--- Aim of the exercise ---
Locate every line below that contains the word "盗墓笔记" and copy it.

Source records: Begin

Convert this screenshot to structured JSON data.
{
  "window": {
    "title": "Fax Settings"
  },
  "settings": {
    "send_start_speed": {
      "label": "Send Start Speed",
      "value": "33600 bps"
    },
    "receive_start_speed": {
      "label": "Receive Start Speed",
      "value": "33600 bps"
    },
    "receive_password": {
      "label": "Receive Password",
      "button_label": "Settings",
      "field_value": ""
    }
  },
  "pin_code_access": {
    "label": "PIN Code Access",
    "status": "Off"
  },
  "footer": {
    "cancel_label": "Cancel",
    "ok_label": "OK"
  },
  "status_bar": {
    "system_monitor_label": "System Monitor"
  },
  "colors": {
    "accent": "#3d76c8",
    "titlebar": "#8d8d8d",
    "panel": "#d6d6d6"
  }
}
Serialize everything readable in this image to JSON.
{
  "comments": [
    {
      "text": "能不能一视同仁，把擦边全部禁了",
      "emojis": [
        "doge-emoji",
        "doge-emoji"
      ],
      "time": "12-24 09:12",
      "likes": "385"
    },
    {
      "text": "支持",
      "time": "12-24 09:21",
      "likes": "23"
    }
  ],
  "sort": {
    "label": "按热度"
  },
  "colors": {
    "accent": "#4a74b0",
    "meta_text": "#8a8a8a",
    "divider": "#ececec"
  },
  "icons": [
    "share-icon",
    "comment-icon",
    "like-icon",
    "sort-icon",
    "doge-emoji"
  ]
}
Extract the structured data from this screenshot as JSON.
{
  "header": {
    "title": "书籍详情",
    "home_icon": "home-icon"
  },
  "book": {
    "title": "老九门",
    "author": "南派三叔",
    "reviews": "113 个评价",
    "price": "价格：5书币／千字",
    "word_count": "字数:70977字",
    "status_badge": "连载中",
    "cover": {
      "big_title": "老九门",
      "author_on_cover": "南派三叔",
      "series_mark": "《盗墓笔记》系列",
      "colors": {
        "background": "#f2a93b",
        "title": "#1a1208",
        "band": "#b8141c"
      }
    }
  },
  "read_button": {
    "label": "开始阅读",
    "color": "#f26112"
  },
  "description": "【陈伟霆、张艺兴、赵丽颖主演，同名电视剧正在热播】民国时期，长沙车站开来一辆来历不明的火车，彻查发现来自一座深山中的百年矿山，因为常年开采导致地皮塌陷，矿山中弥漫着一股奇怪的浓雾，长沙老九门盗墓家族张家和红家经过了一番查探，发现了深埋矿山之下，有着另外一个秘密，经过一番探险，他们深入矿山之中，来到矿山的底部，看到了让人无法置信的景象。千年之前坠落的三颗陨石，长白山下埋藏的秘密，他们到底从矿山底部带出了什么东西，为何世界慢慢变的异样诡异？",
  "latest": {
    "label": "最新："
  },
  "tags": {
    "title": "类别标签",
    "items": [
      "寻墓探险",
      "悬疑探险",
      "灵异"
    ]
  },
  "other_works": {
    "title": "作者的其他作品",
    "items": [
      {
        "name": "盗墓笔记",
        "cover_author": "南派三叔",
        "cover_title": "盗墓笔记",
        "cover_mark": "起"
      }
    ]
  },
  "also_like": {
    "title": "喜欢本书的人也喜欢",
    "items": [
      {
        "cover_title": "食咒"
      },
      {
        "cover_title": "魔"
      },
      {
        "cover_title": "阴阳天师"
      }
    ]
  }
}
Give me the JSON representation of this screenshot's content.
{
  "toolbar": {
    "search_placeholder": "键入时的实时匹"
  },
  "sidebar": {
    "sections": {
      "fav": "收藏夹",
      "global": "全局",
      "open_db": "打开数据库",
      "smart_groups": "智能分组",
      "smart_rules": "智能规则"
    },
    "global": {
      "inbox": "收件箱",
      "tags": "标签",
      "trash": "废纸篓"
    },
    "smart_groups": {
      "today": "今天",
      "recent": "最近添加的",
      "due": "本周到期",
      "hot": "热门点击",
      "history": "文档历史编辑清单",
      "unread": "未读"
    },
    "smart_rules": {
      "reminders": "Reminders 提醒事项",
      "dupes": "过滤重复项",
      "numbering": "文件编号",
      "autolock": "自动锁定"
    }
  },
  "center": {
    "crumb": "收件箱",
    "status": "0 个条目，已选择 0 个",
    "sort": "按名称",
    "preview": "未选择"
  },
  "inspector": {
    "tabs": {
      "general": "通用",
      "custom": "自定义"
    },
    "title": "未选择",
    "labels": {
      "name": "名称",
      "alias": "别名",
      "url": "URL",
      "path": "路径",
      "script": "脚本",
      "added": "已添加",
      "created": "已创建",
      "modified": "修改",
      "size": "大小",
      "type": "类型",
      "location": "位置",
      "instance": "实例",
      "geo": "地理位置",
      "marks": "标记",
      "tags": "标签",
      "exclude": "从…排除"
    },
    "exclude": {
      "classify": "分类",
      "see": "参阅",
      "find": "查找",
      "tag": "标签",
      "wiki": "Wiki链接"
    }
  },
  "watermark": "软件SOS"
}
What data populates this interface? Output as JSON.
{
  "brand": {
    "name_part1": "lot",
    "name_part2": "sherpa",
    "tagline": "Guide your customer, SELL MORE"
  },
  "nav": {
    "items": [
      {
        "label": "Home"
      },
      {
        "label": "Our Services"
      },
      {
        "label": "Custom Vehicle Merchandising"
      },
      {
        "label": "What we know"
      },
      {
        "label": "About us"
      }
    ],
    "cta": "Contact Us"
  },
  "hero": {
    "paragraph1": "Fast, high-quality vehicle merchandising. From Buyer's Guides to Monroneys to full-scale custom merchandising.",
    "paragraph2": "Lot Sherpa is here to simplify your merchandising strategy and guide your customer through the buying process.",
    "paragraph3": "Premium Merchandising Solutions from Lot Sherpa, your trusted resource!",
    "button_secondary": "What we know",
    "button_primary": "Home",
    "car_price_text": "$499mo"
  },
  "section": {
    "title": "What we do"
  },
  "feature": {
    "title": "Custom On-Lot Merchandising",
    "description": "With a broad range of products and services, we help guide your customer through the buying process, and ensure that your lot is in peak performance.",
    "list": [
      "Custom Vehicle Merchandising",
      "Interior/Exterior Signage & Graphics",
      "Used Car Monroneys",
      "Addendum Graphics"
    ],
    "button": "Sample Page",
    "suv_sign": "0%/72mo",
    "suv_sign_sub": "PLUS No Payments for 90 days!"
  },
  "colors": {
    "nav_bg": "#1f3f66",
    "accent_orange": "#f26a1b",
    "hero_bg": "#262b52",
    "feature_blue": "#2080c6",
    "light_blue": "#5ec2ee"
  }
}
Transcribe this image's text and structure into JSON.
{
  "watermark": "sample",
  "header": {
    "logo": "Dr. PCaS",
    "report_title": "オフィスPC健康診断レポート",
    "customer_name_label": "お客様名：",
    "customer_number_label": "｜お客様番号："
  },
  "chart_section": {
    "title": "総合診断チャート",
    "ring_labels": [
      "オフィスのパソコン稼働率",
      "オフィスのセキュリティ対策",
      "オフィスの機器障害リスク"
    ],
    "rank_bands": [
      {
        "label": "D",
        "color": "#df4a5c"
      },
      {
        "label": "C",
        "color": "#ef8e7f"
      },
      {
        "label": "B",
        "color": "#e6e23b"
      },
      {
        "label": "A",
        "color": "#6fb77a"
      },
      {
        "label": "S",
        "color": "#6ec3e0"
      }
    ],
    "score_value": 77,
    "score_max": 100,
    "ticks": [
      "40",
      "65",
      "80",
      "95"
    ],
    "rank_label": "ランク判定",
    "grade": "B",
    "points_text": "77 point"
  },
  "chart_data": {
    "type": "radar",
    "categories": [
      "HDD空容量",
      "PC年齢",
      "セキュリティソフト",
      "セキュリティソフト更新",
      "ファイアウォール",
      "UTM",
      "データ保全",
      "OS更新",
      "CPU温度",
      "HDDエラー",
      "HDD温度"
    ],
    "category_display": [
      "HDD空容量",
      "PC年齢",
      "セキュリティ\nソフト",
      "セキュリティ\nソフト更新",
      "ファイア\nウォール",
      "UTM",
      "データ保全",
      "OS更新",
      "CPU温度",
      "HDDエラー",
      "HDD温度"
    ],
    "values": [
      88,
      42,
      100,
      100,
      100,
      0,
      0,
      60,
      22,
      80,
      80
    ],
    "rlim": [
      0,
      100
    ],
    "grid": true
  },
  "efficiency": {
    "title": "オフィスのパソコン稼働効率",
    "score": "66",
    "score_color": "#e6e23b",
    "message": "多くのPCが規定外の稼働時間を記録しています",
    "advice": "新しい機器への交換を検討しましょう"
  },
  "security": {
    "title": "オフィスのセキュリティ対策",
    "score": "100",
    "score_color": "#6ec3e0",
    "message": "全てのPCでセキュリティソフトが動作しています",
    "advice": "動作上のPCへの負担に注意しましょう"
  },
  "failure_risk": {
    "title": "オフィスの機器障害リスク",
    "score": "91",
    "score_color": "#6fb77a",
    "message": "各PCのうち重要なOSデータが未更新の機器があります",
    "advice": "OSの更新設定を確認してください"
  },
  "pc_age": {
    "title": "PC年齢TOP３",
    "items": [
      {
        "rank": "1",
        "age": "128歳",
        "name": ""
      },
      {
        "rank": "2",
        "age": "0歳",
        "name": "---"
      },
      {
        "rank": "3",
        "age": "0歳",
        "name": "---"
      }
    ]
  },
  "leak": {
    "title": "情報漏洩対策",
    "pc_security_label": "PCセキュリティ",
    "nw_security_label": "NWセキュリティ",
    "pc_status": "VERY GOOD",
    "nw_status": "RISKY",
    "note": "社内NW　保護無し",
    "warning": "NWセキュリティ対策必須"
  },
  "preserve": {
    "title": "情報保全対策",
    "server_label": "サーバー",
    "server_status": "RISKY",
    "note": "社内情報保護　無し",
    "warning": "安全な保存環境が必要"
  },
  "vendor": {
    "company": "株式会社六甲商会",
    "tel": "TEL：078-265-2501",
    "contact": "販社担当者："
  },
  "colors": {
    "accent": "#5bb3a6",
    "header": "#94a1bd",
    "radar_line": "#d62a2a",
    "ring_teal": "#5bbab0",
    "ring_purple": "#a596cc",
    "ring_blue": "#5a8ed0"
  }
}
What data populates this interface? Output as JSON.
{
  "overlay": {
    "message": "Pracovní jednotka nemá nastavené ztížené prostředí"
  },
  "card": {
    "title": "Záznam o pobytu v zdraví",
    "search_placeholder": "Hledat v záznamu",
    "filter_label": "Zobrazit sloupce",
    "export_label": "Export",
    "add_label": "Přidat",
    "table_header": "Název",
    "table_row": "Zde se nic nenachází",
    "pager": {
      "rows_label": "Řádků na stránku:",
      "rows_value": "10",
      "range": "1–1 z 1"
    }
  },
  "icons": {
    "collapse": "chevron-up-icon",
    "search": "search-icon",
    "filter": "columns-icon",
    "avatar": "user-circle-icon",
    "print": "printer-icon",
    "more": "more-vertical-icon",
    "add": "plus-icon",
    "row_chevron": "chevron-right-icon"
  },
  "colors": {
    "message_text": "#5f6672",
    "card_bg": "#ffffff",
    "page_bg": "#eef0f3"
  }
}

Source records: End

--- Answer space ---
      "series_mark": "《盗墓笔记》系列",
        "name": "盗墓笔记",
        "cover_title": "盗墓笔记",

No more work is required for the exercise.